- Peace of mind is the ultimate aim in healthy ageing.
- Physical health and function is an important dimension in healthy ageing.
- Family plays an important role to support healthy ageing.
- Financial independence is vital.
- Living environment enhances their healthy ageing experiences.
In addition to the above features, healthy ageing at the individual level was described as:
- A dynamic adaptation;
- Prioritisation; and
- Transcendent acceptance.
A dynamic adaptation is a continuous process of coping and adapting to biological (internal) and environmental (external) changes to achieve the acceptable situation to describe healthy ageing. The older people are free to define their own acceptable situation to describe healthy ageing, according to individual context.
Prioritisation is the ability to identify and arrange factors according to their relative importance to achieve healthy ageing. For some older people, a peaceful life is experienced by having their family members around, whereas for some other people, living in their own home could be their priority to give them peace of mind.
Transcendent acceptance is the description of an individual’s spiritual experience of acceptance that supports and provides them with the strength to adapt and accept their biological or environmental changes. This highest level of acceptance is known as “redha” in Malay. It simply means a sense of acceptance of any event, wholeheartedly and to feel at peace with it.
Looking at the many perspectives of healthy ageing above, which one suits you?
Each of us experiences ageing differently. Let us appreciate our differences and celebrate our similarities. Happy and healthy ageing to all!
Baltes, P. B., & Baltes, M. M. (1990). Psychological perspectives on successful ageing: The model of selective optimization with compensation. In P. B. Baltes & M. M. Baltes (Eds.), Successful ageing: perspectives from the behavioural sciences (pp. 1-34). Cambridge: University of Cambridge.
Bowling, A., & Dieppe, P. (2005). What is successful ageing and who should define it? British Medical Journal, 331, 1548-51.
Chong, A. M., Ng, S., Woo, J., & Kwan, A. Y. (2006). Positive ageing: the views of middle-aged and older adults in Hong Kong. Ageing and Society, 26, 243-65.
Ng, T. P. (2009). Determinants of successful ageing using a multidimensional definition among Chinese elderly in Singapore. The American Journal of Geriatric Psychiatry, 17(5), 407-16.
Rowe, J. W., & Kahn, R. L. (1997). Successful aging. The Gerontologist, 37(4), 433-40.
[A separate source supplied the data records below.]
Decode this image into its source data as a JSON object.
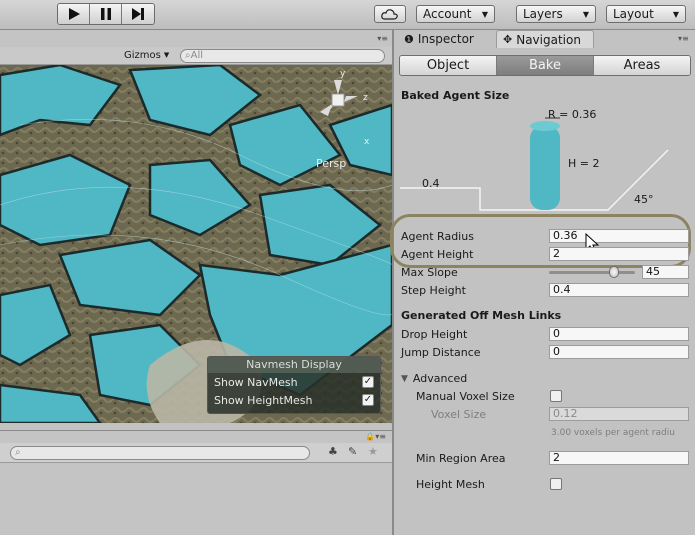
{
  "toolbar": {
    "account_label": "Account",
    "layers_label": "Layers",
    "layout_label": "Layout"
  },
  "scene": {
    "gizmos_label": "Gizmos",
    "search_placeholder": "All",
    "persp_label": "Persp",
    "navmesh_display": {
      "title": "Navmesh Display",
      "show_navmesh_label": "Show NavMesh",
      "show_navmesh_checked": true,
      "show_heightmesh_label": "Show HeightMesh",
      "show_heightmesh_checked": true
    }
  },
  "tabs": {
    "inspector_label": "Inspector",
    "navigation_label": "Navigation"
  },
  "segments": {
    "object_label": "Object",
    "bake_label": "Bake",
    "areas_label": "Areas",
    "active": "Bake"
  },
  "agent_size": {
    "title": "Baked Agent Size",
    "r_label": "R = 0.36",
    "h_label": "H = 2",
    "step_label": "0.4",
    "angle_label": "45°"
  },
  "fields": {
    "agent_radius_label": "Agent Radius",
    "agent_radius_value": "0.36",
    "agent_height_label": "Agent Height",
    "agent_height_value": "2",
    "max_slope_label": "Max Slope",
    "max_slope_value": "45",
    "max_slope_fraction": 0.75,
    "step_height_label": "Step Height",
    "step_height_value": "0.4"
  },
  "offmesh": {
    "title": "Generated Off Mesh Links",
    "drop_height_label": "Drop Height",
    "drop_height_value": "0",
    "jump_distance_label": "Jump Distance",
    "jump_distance_value": "0"
  },
  "advanced": {
    "label": "Advanced",
    "manual_voxel_label": "Manual Voxel Size",
    "voxel_size_label": "Voxel Size",
    "voxel_size_value": "0.12",
    "voxel_hint": "3.00 voxels per agent radiu",
    "min_region_label": "Min Region Area",
    "min_region_value": "2",
    "height_mesh_label": "Height Mesh"
  },
  "colors": {
    "accent_teal": "#4fb8c4",
    "highlight_ring": "#8c8460",
    "active_segment": "#8a8a8a"
  }
}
Tohit, N., Browning, C. J., & Radermacher, H. (2012). We want a peaceful life here and hereafter: Healthy ageing perspectives of older Malays in Malaysia. Ageing & Society, 32(3), 405 – 424.
Dr Noorlaili Mohd Tohit @ Mohd Tauhid is a senior lecturer at the Department of Family Medicine, UKMMC.